The Region has a rather stabilised network of basic schools and a sufficient capacity of secondary schools. There is one high school in the region: Polytechnic High School Jihlava which was attended in the academic year 2016/2017 by nearly 2,2 thousand students.
Major health care establishments include 6 hospitals (with 2,700 beds). Outpatient care is provided by 240 surgeries of GP ́s for adult patiens, 98 surgeries of GP ́s for children and about 250 surgeries of dentists.
The positive side of the Region includes low crime rate and low suicide rate in relation to the population.
The Region hosts several interesting cultural events – some of national or even international character. A long tradition is the Autumn Book Fair held at Havlíčkův Brod. A meeting of choruses from all over the world is held in the town of Jihlava every year, accompanied by the international competition of mixed-voice chamber choruses called the International Chorus Festival and also the International Documentary Festival gained popularity. An important organiser of cultural activities is the town of Telč. Besides the festival Holidays in Telč, it also hosts other events such as the European Meeting of Folklore Ensembles. The International Festival of Petr Dvorsky is held in the castle of Jaroměřice nad Rokytnou. One of the most popular sports facilities is the ski resort Nové Město na Moravě where widely known skiing events are held.
Accommodation facilities in the region were visited by more than 520,000 guests in 2016. The Vysočina Region is also attractive for its tourism opportunities available all-year-round. It is not only summer or winter residences but also many cultural and historic buildings and monuments to see. The best snow conditions are at Žďárské vrchy – there you can ski at 700-800 m above sea level. There is also a substantial part of the capacity of accommodation facilities in this area. The biggest expanse of water in the Region is Velké Dářko Reservoir with 206 ha. The Dalešice Reservoir on the Jihlava River is the highest dam (100 m) in the Czech Republic.

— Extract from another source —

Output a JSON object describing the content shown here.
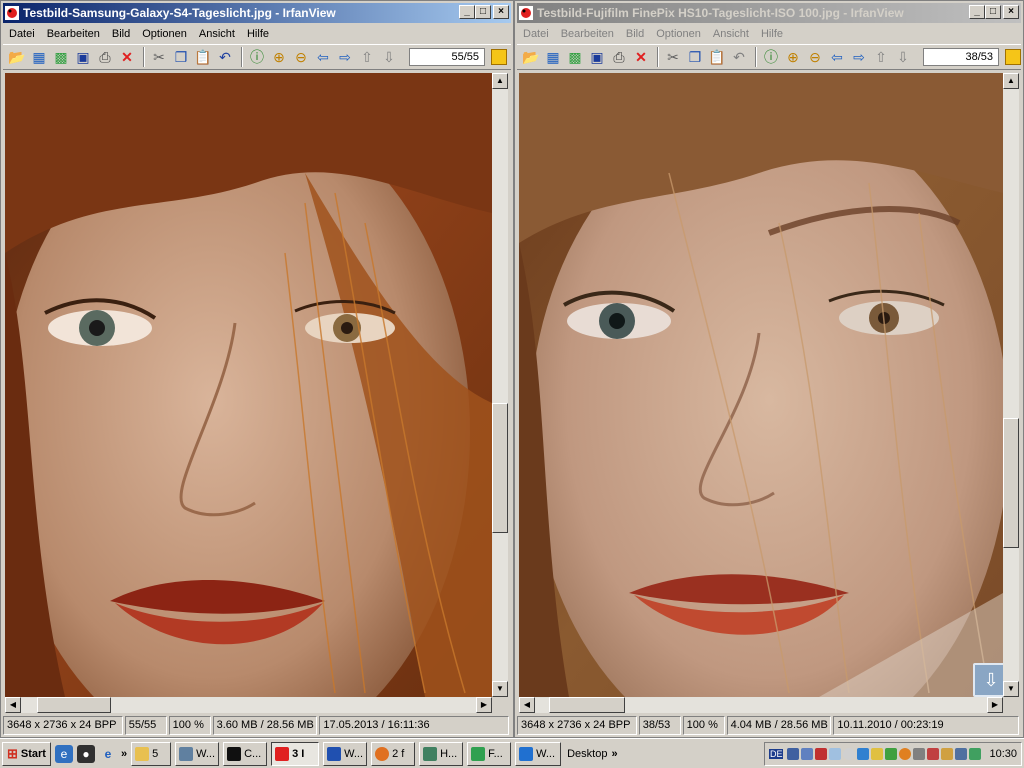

Three historic buildings and monuments of the CR that are a UNESCO World Cultural Heritage Site are to be found in the Vysočina Region: the Urban Conservation Area of Telč, the Church of St John of Nepomuk by the architect Giovanni Santini on a hill called Zelená Hora near the town Žďár nad Sázavou and the former Jewish ghetto with a cemetery and St. Procopius Basilica in Třebíč. There is a unique Museum of Records and Curiosities in Pelhřimov. The two protected landscape areas and numerous natural areas comprise some of the landscape treasures of the Region. The future of tourism and travelling as such in the Vysočina Region is certain to focus on urban tourism and forms of calm and environment-friendly dwelling-based tourism. The latter is enabled with a dense net of marked path (approximately 2 900 km) and building cycle tracks (approximately 2 500 km).